• [Assignment]: In the records below, count every line that includes the word "this". Provide the total alone.

[Items from an interface collection]
==*==

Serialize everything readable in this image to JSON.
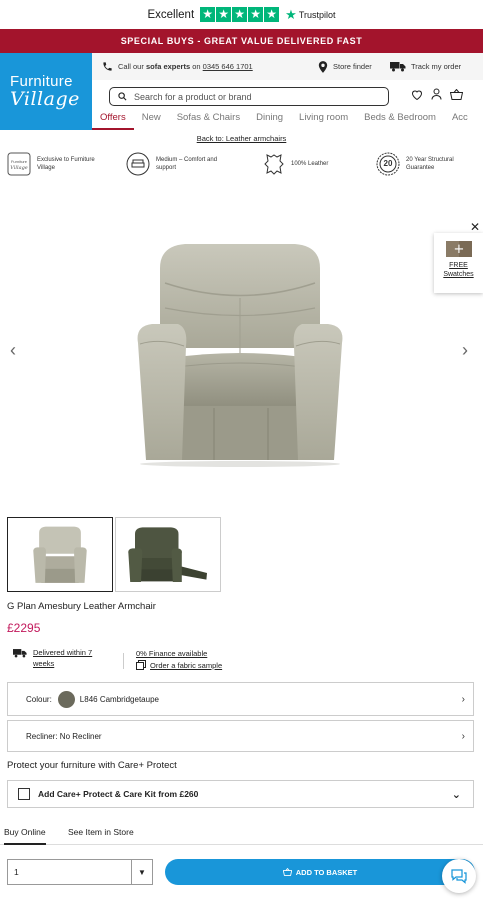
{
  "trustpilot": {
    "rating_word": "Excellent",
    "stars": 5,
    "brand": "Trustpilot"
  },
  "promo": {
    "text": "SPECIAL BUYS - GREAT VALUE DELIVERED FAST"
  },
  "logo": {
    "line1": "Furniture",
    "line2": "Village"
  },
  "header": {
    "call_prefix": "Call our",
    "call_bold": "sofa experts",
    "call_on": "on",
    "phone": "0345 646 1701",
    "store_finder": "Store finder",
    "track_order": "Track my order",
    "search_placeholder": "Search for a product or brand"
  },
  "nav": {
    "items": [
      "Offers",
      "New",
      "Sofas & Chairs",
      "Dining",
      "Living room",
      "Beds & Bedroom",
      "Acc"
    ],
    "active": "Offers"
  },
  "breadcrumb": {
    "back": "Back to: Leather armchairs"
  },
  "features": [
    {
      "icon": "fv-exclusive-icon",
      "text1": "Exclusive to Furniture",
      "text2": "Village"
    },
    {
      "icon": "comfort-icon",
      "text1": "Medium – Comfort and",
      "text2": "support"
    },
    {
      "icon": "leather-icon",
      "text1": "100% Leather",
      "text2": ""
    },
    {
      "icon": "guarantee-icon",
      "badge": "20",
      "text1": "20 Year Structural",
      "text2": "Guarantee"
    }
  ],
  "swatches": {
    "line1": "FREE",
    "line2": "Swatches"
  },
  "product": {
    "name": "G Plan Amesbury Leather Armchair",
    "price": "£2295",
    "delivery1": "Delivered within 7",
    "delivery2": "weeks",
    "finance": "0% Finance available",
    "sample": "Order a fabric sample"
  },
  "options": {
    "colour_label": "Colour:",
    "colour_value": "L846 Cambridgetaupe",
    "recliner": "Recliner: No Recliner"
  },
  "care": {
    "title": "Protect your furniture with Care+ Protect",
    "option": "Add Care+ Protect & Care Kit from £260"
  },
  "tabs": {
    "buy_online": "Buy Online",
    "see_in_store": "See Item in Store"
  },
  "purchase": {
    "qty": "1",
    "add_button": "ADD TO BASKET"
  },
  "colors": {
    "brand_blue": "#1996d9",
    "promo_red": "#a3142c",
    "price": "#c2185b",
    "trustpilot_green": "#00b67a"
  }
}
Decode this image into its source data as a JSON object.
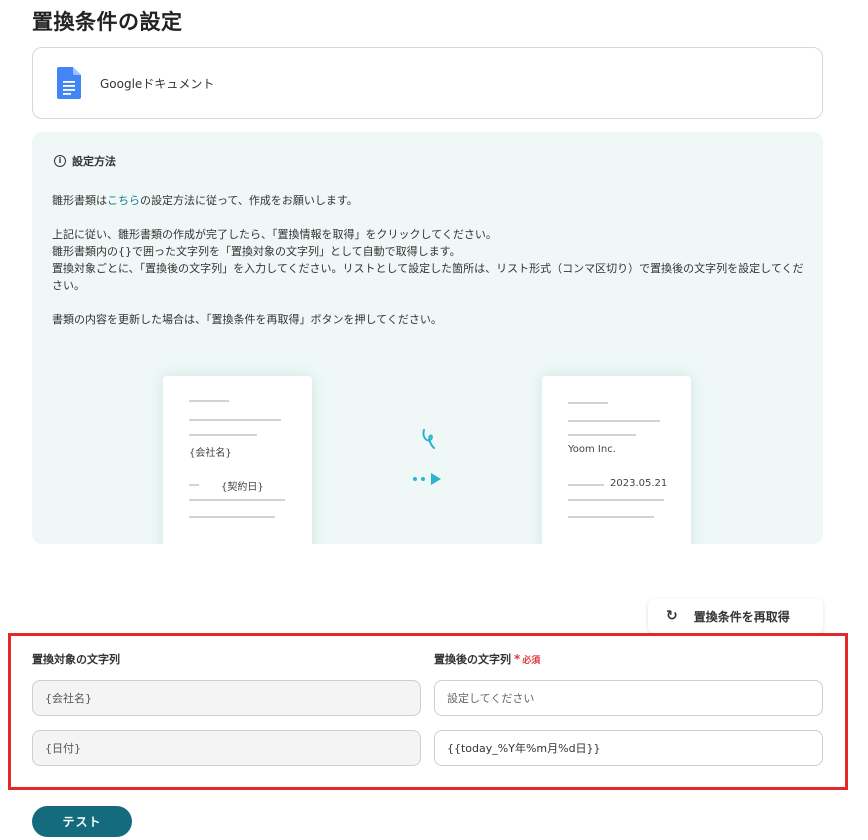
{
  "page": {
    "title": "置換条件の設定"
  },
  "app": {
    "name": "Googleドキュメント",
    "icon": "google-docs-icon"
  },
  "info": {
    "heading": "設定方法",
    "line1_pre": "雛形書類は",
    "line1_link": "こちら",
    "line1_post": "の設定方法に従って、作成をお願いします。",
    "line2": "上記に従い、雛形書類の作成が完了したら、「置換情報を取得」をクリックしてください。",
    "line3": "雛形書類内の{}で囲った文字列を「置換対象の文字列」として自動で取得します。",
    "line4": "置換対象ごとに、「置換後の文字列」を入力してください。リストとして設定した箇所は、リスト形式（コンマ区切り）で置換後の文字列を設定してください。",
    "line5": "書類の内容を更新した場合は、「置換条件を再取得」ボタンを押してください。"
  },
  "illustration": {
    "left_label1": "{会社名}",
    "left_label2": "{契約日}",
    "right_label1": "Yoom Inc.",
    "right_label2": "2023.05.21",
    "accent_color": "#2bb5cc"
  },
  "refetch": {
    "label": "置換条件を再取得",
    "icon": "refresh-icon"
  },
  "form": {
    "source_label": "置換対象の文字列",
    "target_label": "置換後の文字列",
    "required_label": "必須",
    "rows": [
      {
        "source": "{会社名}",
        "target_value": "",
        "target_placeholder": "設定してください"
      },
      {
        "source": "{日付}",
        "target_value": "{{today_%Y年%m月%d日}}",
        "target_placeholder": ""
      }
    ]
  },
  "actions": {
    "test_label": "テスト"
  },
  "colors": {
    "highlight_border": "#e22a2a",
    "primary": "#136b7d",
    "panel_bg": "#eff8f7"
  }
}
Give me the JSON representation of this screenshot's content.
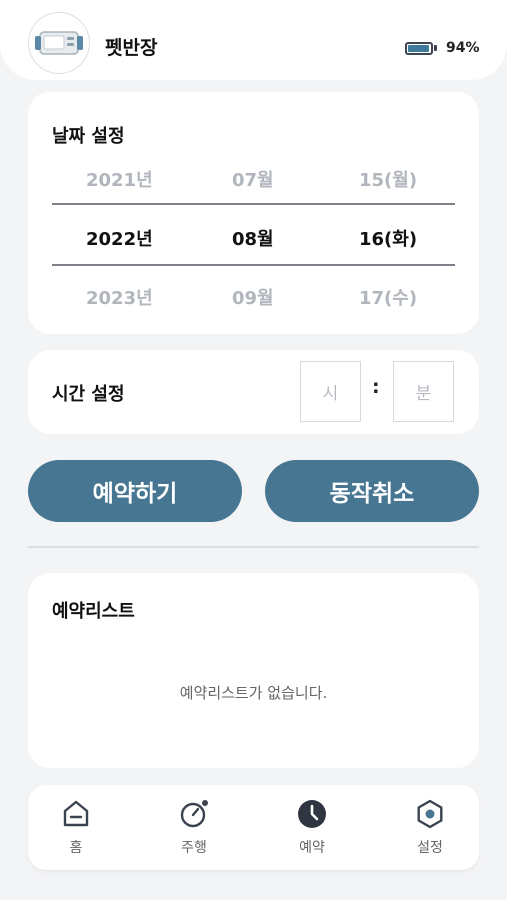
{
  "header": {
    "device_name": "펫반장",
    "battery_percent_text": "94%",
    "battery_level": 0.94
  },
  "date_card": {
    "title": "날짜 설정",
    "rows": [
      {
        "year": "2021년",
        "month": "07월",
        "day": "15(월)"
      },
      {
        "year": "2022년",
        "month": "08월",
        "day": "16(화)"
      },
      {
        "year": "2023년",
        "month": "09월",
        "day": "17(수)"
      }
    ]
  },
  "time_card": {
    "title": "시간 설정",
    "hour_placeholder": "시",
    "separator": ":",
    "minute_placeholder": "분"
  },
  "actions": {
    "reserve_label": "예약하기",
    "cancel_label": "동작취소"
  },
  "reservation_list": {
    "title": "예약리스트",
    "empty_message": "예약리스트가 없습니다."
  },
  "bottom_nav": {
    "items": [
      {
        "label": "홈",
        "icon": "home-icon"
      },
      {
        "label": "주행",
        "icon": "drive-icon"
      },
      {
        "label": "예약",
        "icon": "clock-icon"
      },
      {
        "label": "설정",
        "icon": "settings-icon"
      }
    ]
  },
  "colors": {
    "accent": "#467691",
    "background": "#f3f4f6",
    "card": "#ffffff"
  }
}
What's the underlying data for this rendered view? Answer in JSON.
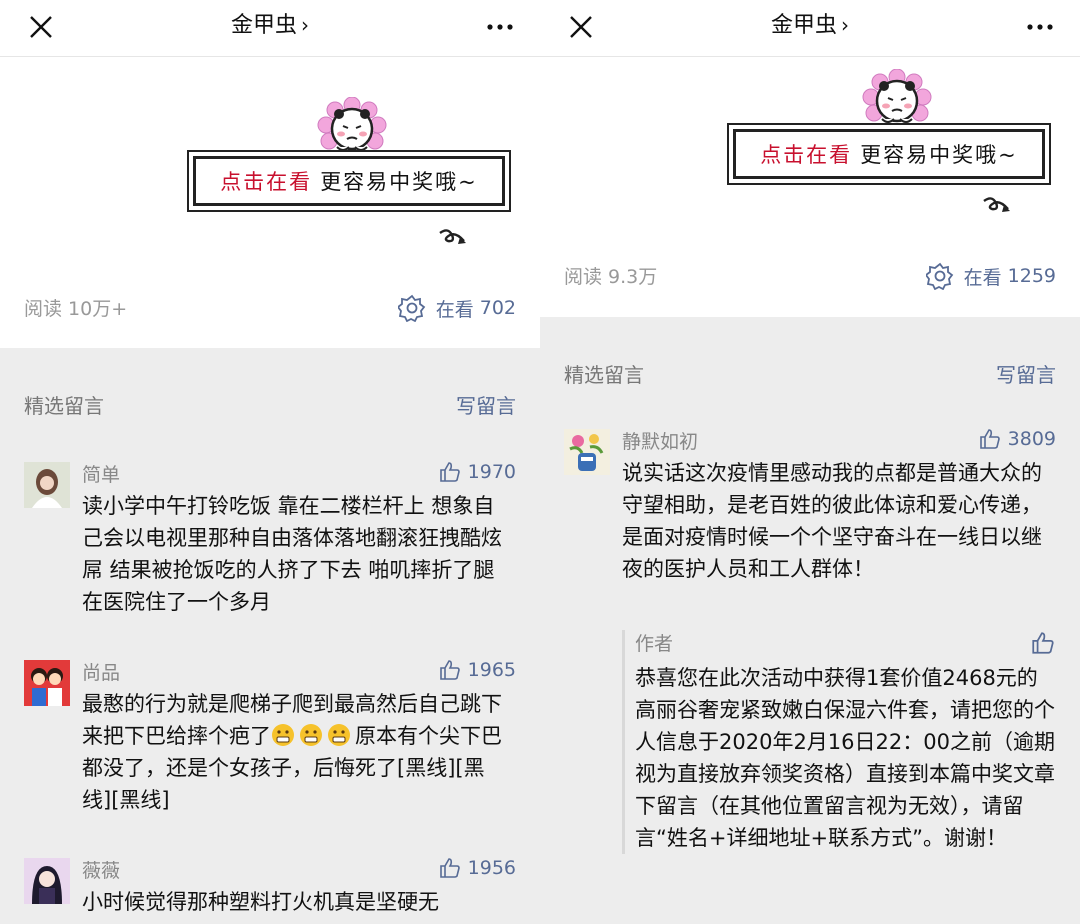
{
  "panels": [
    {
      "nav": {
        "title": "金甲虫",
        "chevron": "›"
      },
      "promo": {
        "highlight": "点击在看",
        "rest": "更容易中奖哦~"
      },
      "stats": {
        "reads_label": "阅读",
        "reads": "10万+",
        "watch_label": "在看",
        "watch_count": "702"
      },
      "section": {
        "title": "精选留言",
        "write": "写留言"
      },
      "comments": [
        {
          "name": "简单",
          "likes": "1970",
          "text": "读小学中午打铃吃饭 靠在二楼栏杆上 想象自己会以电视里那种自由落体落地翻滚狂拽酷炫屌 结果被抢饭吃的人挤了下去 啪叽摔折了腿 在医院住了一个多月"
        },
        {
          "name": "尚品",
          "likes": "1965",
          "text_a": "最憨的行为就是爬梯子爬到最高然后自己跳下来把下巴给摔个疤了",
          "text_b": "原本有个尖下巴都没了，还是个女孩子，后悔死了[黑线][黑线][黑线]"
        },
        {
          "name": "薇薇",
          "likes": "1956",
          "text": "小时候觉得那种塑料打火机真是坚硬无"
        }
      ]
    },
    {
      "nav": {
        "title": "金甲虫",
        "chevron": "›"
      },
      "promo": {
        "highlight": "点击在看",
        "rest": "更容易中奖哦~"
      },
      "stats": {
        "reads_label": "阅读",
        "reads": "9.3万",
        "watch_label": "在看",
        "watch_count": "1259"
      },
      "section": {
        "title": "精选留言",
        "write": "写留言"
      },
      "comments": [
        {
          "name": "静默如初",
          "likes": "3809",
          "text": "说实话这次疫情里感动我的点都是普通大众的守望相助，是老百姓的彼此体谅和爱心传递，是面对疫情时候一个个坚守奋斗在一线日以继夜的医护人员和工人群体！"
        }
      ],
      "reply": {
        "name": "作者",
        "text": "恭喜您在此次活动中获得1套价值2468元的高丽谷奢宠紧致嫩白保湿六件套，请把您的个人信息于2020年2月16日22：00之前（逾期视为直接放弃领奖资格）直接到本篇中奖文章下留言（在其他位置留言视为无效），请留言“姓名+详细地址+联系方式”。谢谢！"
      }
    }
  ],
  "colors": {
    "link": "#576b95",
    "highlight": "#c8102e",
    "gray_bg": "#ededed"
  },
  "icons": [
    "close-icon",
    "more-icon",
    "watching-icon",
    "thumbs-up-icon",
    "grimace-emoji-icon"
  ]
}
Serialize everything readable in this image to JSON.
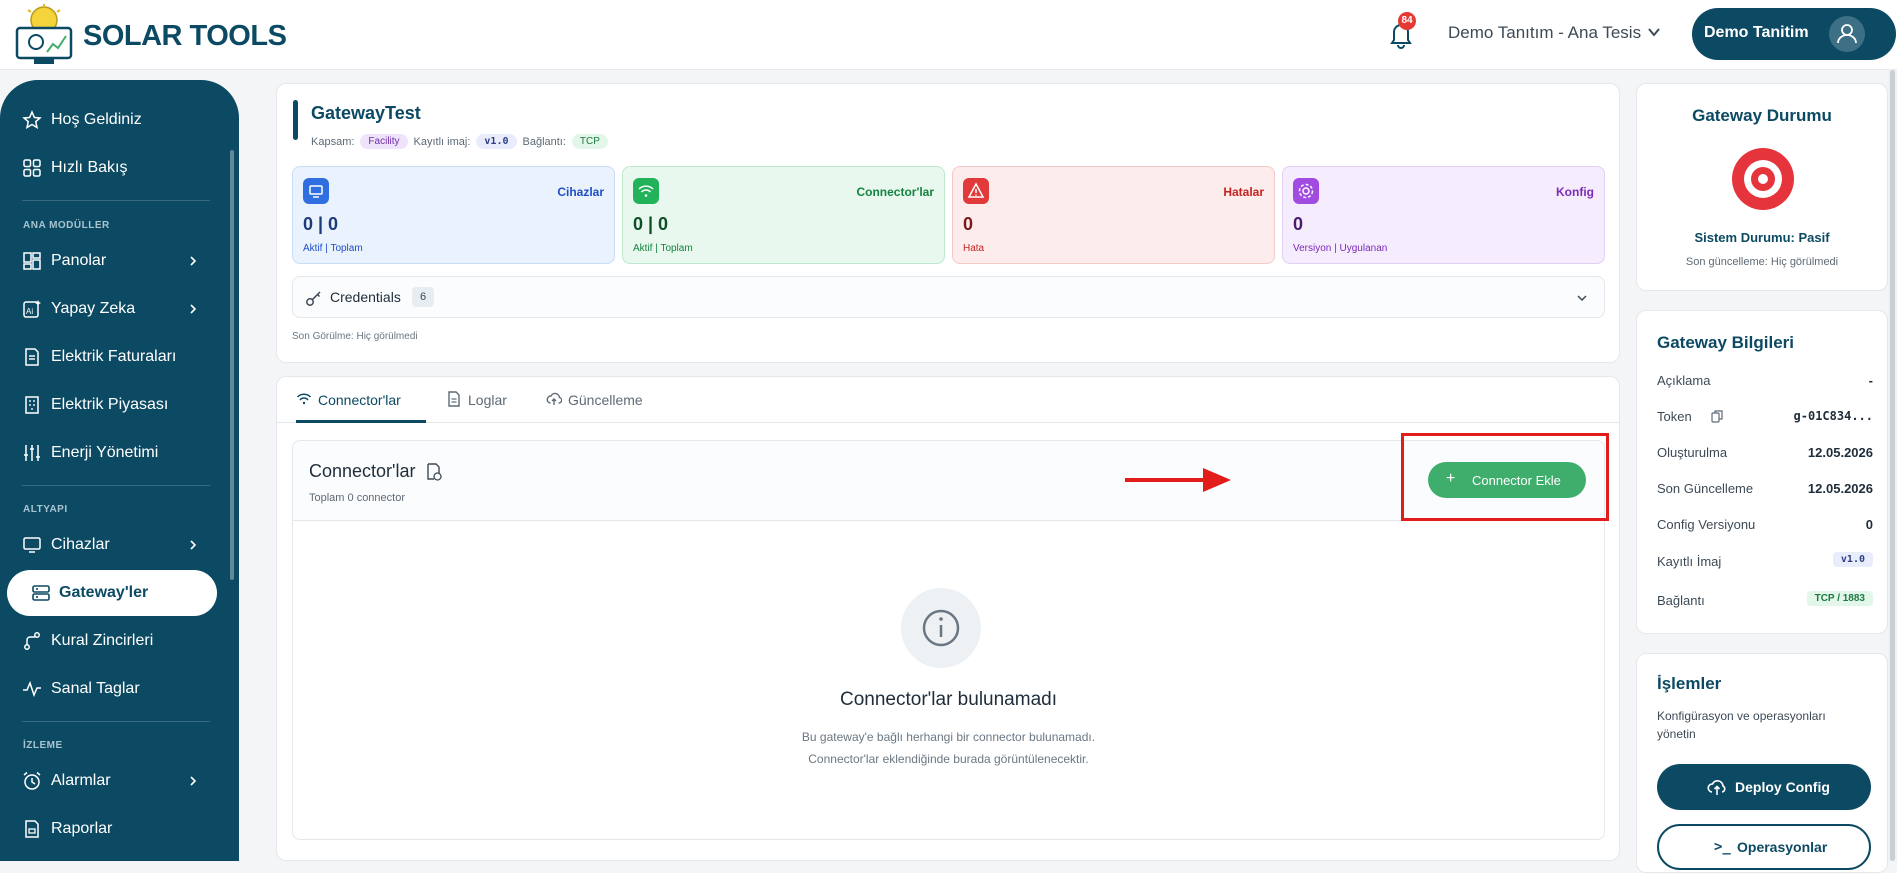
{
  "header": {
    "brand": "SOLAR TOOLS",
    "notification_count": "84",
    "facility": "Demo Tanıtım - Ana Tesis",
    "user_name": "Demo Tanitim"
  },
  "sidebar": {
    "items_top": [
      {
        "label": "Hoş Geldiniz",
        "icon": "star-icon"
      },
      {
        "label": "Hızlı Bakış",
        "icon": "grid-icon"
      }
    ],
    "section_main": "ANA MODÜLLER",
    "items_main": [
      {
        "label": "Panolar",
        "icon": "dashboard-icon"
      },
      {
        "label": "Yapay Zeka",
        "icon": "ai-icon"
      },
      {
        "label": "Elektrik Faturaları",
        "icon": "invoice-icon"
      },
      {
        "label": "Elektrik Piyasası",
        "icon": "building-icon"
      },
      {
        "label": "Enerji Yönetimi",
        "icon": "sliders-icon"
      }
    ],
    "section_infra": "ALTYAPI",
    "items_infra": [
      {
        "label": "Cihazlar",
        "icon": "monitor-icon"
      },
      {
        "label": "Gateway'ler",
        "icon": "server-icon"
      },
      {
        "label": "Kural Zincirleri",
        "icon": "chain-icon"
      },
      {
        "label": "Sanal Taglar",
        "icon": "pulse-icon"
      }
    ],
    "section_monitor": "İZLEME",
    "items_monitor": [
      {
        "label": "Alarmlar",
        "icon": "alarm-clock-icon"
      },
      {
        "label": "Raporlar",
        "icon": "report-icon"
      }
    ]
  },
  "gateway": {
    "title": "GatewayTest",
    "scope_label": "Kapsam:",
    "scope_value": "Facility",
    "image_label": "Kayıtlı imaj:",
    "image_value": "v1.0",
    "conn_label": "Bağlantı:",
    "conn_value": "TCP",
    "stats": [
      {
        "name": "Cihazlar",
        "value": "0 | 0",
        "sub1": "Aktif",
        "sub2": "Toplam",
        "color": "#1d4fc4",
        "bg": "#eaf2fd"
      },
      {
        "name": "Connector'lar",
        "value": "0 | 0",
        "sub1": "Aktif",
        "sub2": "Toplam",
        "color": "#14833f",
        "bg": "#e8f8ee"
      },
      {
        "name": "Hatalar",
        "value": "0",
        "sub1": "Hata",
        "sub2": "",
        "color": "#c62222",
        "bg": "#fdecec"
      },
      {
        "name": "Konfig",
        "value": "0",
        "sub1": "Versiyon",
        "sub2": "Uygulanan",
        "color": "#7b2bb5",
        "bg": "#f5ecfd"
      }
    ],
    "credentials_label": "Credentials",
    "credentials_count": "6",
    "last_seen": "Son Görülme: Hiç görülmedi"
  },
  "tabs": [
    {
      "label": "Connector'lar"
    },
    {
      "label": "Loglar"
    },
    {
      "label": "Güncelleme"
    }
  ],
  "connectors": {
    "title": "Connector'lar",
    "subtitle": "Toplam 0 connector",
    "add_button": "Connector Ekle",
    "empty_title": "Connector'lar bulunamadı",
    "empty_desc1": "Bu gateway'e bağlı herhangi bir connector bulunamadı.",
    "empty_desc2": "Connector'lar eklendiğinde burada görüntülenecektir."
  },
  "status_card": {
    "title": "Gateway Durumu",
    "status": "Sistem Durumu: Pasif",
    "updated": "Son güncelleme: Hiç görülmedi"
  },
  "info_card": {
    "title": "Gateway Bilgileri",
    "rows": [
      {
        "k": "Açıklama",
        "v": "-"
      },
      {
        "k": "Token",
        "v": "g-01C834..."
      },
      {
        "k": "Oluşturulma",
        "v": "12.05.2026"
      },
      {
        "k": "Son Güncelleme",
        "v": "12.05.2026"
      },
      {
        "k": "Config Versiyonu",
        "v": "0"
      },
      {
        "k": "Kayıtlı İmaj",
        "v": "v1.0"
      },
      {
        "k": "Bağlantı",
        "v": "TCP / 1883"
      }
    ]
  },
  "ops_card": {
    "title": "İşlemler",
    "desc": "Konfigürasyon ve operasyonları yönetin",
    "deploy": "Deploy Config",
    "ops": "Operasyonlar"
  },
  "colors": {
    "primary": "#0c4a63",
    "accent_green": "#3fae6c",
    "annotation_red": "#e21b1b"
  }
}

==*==

• [Result of the task]: 5